++++ Dataset content

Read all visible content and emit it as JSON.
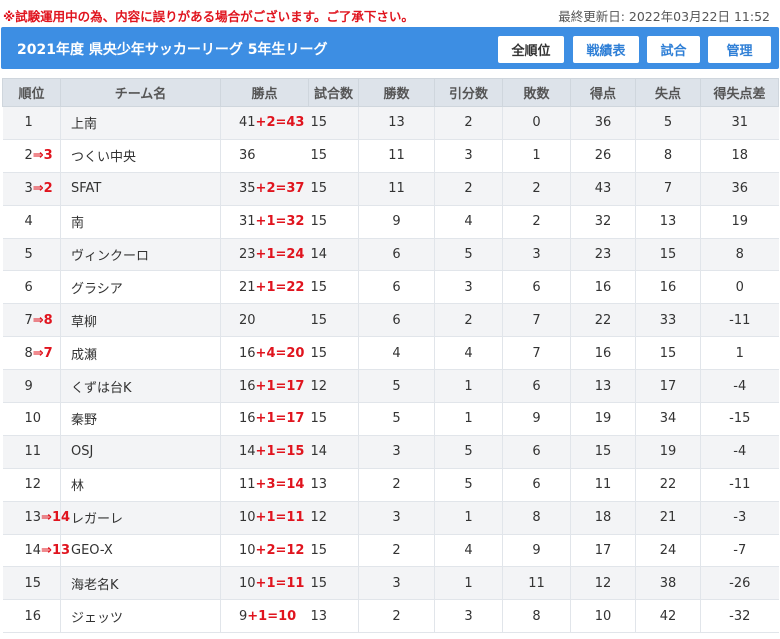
{
  "notice": "※試験運用中の為、内容に誤りがある場合がございます。ご了承下さい。",
  "updated": "最終更新日: 2022年03月22日 11:52",
  "header": {
    "title": "2021年度 県央少年サッカーリーグ 5年生リーグ",
    "buttons": [
      "全順位",
      "戦績表",
      "試合",
      "管理"
    ]
  },
  "table": {
    "headers": [
      "順位",
      "チーム名",
      "勝点",
      "試合数",
      "勝数",
      "引分数",
      "敗数",
      "得点",
      "失点",
      "得失点差"
    ],
    "rows": [
      {
        "rank": "1",
        "rank_change": "",
        "team": "上南",
        "points": "41",
        "bonus": "+2=43",
        "played": "15",
        "wins": "13",
        "draws": "2",
        "losses": "0",
        "gf": "36",
        "ga": "5",
        "gd": "31"
      },
      {
        "rank": "2",
        "rank_change": "⇒3",
        "team": "つくい中央",
        "points": "36",
        "bonus": "",
        "played": "15",
        "wins": "11",
        "draws": "3",
        "losses": "1",
        "gf": "26",
        "ga": "8",
        "gd": "18"
      },
      {
        "rank": "3",
        "rank_change": "⇒2",
        "team": "SFAT",
        "points": "35",
        "bonus": "+2=37",
        "played": "15",
        "wins": "11",
        "draws": "2",
        "losses": "2",
        "gf": "43",
        "ga": "7",
        "gd": "36"
      },
      {
        "rank": "4",
        "rank_change": "",
        "team": "南",
        "points": "31",
        "bonus": "+1=32",
        "played": "15",
        "wins": "9",
        "draws": "4",
        "losses": "2",
        "gf": "32",
        "ga": "13",
        "gd": "19"
      },
      {
        "rank": "5",
        "rank_change": "",
        "team": "ヴィンクーロ",
        "points": "23",
        "bonus": "+1=24",
        "played": "14",
        "wins": "6",
        "draws": "5",
        "losses": "3",
        "gf": "23",
        "ga": "15",
        "gd": "8"
      },
      {
        "rank": "6",
        "rank_change": "",
        "team": "グラシア",
        "points": "21",
        "bonus": "+1=22",
        "played": "15",
        "wins": "6",
        "draws": "3",
        "losses": "6",
        "gf": "16",
        "ga": "16",
        "gd": "0"
      },
      {
        "rank": "7",
        "rank_change": "⇒8",
        "team": "草柳",
        "points": "20",
        "bonus": "",
        "played": "15",
        "wins": "6",
        "draws": "2",
        "losses": "7",
        "gf": "22",
        "ga": "33",
        "gd": "-11"
      },
      {
        "rank": "8",
        "rank_change": "⇒7",
        "team": "成瀬",
        "points": "16",
        "bonus": "+4=20",
        "played": "15",
        "wins": "4",
        "draws": "4",
        "losses": "7",
        "gf": "16",
        "ga": "15",
        "gd": "1"
      },
      {
        "rank": "9",
        "rank_change": "",
        "team": "くずは台K",
        "points": "16",
        "bonus": "+1=17",
        "played": "12",
        "wins": "5",
        "draws": "1",
        "losses": "6",
        "gf": "13",
        "ga": "17",
        "gd": "-4"
      },
      {
        "rank": "10",
        "rank_change": "",
        "team": "秦野",
        "points": "16",
        "bonus": "+1=17",
        "played": "15",
        "wins": "5",
        "draws": "1",
        "losses": "9",
        "gf": "19",
        "ga": "34",
        "gd": "-15"
      },
      {
        "rank": "11",
        "rank_change": "",
        "team": "OSJ",
        "points": "14",
        "bonus": "+1=15",
        "played": "14",
        "wins": "3",
        "draws": "5",
        "losses": "6",
        "gf": "15",
        "ga": "19",
        "gd": "-4"
      },
      {
        "rank": "12",
        "rank_change": "",
        "team": "林",
        "points": "11",
        "bonus": "+3=14",
        "played": "13",
        "wins": "2",
        "draws": "5",
        "losses": "6",
        "gf": "11",
        "ga": "22",
        "gd": "-11"
      },
      {
        "rank": "13",
        "rank_change": "⇒14",
        "team": "レガーレ",
        "points": "10",
        "bonus": "+1=11",
        "played": "12",
        "wins": "3",
        "draws": "1",
        "losses": "8",
        "gf": "18",
        "ga": "21",
        "gd": "-3"
      },
      {
        "rank": "14",
        "rank_change": "⇒13",
        "team": "GEO-X",
        "points": "10",
        "bonus": "+2=12",
        "played": "15",
        "wins": "2",
        "draws": "4",
        "losses": "9",
        "gf": "17",
        "ga": "24",
        "gd": "-7"
      },
      {
        "rank": "15",
        "rank_change": "",
        "team": "海老名K",
        "points": "10",
        "bonus": "+1=11",
        "played": "15",
        "wins": "3",
        "draws": "1",
        "losses": "11",
        "gf": "12",
        "ga": "38",
        "gd": "-26"
      },
      {
        "rank": "16",
        "rank_change": "",
        "team": "ジェッツ",
        "points": "9",
        "bonus": "+1=10",
        "played": "13",
        "wins": "2",
        "draws": "3",
        "losses": "8",
        "gf": "10",
        "ga": "42",
        "gd": "-32"
      }
    ]
  }
}
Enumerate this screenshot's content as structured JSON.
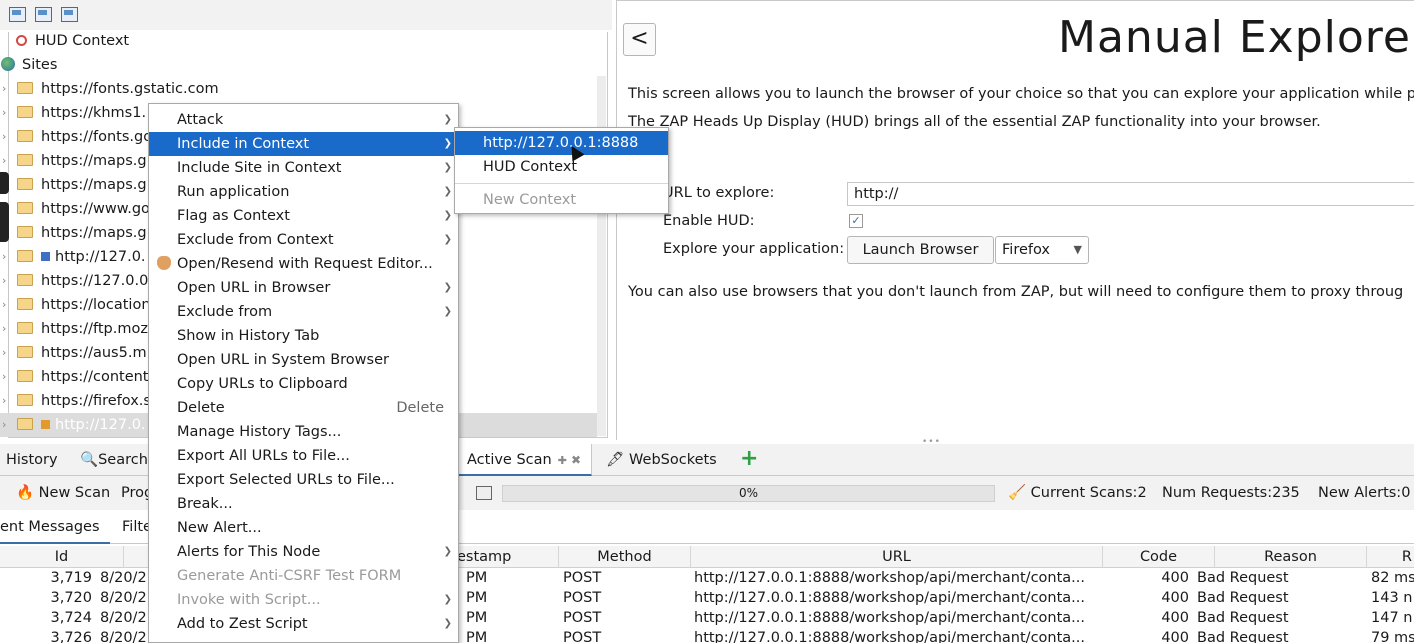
{
  "tree": {
    "context_label": "HUD Context",
    "sites_label": "Sites",
    "rows": [
      "https://fonts.gstatic.com",
      "https://khms1.",
      "https://fonts.go",
      "https://maps.g",
      "https://maps.g",
      "https://www.go",
      "https://maps.g",
      "http://127.0.",
      "https://127.0.0",
      "https://location",
      "https://ftp.moz",
      "https://aus5.m",
      "https://content",
      "https://firefox.s",
      "http://127.0."
    ]
  },
  "manual_explore": {
    "back_label": "<",
    "title": "Manual Explore",
    "para1": "This screen allows you to launch the browser of your choice so that you can explore your application while p",
    "para2": "The ZAP Heads Up Display (HUD) brings all of the essential ZAP functionality into your browser.",
    "url_label": "URL to explore:",
    "url_value": "http://",
    "hud_label": "Enable HUD:",
    "hud_checked": "✓",
    "explore_label": "Explore your application:",
    "launch_button": "Launch Browser",
    "browser_select": "Firefox",
    "para3": "You can also use browsers that you don't launch from ZAP, but will need to configure them to proxy throug"
  },
  "bottom": {
    "tabs": {
      "history": "History",
      "search": "Search",
      "active_scan": "Active Scan",
      "websockets": "WebSockets",
      "add": "+"
    },
    "toolbar": {
      "new_scan": "New Scan",
      "progress_label": "Prog",
      "progress": "0%",
      "current_scans_label": "Current Scans:",
      "current_scans": "2",
      "num_requests_label": "Num Requests:",
      "num_requests": "235",
      "new_alerts_label": "New Alerts:",
      "new_alerts": "0"
    },
    "subtabs": {
      "messages": "ent Messages",
      "filter": "Filte"
    },
    "table": {
      "headers": [
        "Id",
        "estamp",
        "Method",
        "URL",
        "Code",
        "Reason",
        "R"
      ],
      "rows": [
        {
          "id": "3,719",
          "date": "8/20/2",
          "ts": "PM",
          "method": "POST",
          "url": "http://127.0.0.1:8888/workshop/api/merchant/conta...",
          "code": "400",
          "reason": "Bad Request",
          "rtt": "82 ms"
        },
        {
          "id": "3,720",
          "date": "8/20/2",
          "ts": "PM",
          "method": "POST",
          "url": "http://127.0.0.1:8888/workshop/api/merchant/conta...",
          "code": "400",
          "reason": "Bad Request",
          "rtt": "143 n"
        },
        {
          "id": "3,724",
          "date": "8/20/2",
          "ts": "PM",
          "method": "POST",
          "url": "http://127.0.0.1:8888/workshop/api/merchant/conta...",
          "code": "400",
          "reason": "Bad Request",
          "rtt": "147 n"
        },
        {
          "id": "3,726",
          "date": "8/20/2",
          "ts": "PM",
          "method": "POST",
          "url": "http://127.0.0.1:8888/workshop/api/merchant/conta...",
          "code": "400",
          "reason": "Bad Request",
          "rtt": "79 ms"
        }
      ]
    }
  },
  "context_menu": {
    "items": {
      "attack": "Attack",
      "include_in_context": "Include in Context",
      "include_site_in_context": "Include Site in Context",
      "run_application": "Run application",
      "flag_as_context": "Flag as Context",
      "exclude_from_context": "Exclude from Context",
      "open_resend": "Open/Resend with Request Editor...",
      "open_url_in_browser": "Open URL in Browser",
      "exclude_from": "Exclude from",
      "show_in_history": "Show in History Tab",
      "open_url_system": "Open URL in System Browser",
      "copy_urls": "Copy URLs to Clipboard",
      "delete": "Delete",
      "delete_shortcut": "Delete",
      "manage_tags": "Manage History Tags...",
      "export_all": "Export All URLs to File...",
      "export_selected": "Export Selected URLs to File...",
      "break": "Break...",
      "new_alert": "New Alert...",
      "alerts_for_node": "Alerts for This Node",
      "generate_csrf": "Generate Anti-CSRF Test FORM",
      "invoke_script": "Invoke with Script...",
      "add_zest": "Add to Zest Script"
    }
  },
  "submenu": {
    "items": [
      "http://127.0.0.1:8888",
      "HUD Context"
    ],
    "new_context": "New Context"
  },
  "colors": {
    "highlight": "#1a6ac9",
    "accent": "#3a6ea5"
  }
}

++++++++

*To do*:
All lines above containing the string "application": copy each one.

*Solution to this task*:
    "para1": "This screen allows you to launch the browser of your choice so that you can explore your application while p",
    "explore_label": "Explore your application:",
      "run_application": "Run application",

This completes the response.